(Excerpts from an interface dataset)
>>>

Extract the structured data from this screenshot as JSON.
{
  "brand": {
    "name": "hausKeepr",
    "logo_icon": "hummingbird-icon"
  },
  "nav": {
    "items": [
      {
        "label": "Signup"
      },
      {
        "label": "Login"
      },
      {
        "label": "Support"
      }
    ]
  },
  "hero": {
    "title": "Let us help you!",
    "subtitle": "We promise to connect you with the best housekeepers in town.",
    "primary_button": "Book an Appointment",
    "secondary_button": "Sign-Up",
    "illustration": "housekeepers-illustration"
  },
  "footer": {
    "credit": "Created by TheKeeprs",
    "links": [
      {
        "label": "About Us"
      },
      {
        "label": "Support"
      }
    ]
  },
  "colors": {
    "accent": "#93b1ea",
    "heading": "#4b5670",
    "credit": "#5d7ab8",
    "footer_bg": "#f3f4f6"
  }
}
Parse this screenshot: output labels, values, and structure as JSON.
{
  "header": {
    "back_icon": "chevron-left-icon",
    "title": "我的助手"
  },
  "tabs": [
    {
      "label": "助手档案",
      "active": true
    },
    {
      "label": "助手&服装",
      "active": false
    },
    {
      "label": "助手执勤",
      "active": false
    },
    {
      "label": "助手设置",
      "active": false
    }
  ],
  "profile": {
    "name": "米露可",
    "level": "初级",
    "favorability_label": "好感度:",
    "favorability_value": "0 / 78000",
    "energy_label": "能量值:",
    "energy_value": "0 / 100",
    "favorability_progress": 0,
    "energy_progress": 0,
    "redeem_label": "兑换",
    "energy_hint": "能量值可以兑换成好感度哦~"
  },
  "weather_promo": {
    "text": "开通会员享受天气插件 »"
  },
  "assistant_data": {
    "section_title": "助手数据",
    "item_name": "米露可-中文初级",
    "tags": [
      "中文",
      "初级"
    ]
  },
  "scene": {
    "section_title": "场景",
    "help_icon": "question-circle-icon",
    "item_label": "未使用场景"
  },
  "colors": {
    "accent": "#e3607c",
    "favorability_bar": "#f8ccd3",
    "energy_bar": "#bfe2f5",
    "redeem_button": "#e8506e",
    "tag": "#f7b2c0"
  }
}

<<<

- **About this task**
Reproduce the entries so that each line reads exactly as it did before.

- **Your response**
Extract the structured data from this screenshot as JSON.
{
  "brand": {
    "name": "hausKeepr",
    "logo_icon": "hummingbird-icon"
  },
  "nav": {
    "items": [
      {
        "label": "Signup"
      },
      {
        "label": "Login"
      },
      {
        "label": "Support"
      }
    ]
  },
  "hero": {
    "title": "Let us help you!",
    "subtitle": "We promise to connect you with the best housekeepers in town.",
    "primary_button": "Book an Appointment",
    "secondary_button": "Sign-Up",
    "illustration": "housekeepers-illustration"
  },
  "footer": {
    "credit": "Created by TheKeeprs",
    "links": [
      {
        "label": "About Us"
      },
      {
        "label": "Support"
      }
    ]
  },
  "colors": {
    "accent": "#93b1ea",
    "heading": "#4b5670",
    "credit": "#5d7ab8",
    "footer_bg": "#f3f4f6"
  }
}
Parse this screenshot: output labels, values, and structure as JSON.
{
  "header": {
    "back_icon": "chevron-left-icon",
    "title": "我的助手"
  },
  "tabs": [
    {
      "label": "助手档案",
      "active": true
    },
    {
      "label": "助手&服装",
      "active": false
    },
    {
      "label": "助手执勤",
      "active": false
    },
    {
      "label": "助手设置",
      "active": false
    }
  ],
  "profile": {
    "name": "米露可",
    "level": "初级",
    "favorability_label": "好感度:",
    "favorability_value": "0 / 78000",
    "energy_label": "能量值:",
    "energy_value": "0 / 100",
    "favorability_progress": 0,
    "energy_progress": 0,
    "redeem_label": "兑换",
    "energy_hint": "能量值可以兑换成好感度哦~"
  },
  "weather_promo": {
    "text": "开通会员享受天气插件 »"
  },
  "assistant_data": {
    "section_title": "助手数据",
    "item_name": "米露可-中文初级",
    "tags": [
      "中文",
      "初级"
    ]
  },
  "scene": {
    "section_title": "场景",
    "help_icon": "question-circle-icon",
    "item_label": "未使用场景"
  },
  "colors": {
    "accent": "#e3607c",
    "favorability_bar": "#f8ccd3",
    "energy_bar": "#bfe2f5",
    "redeem_button": "#e8506e",
    "tag": "#f7b2c0"
  }
}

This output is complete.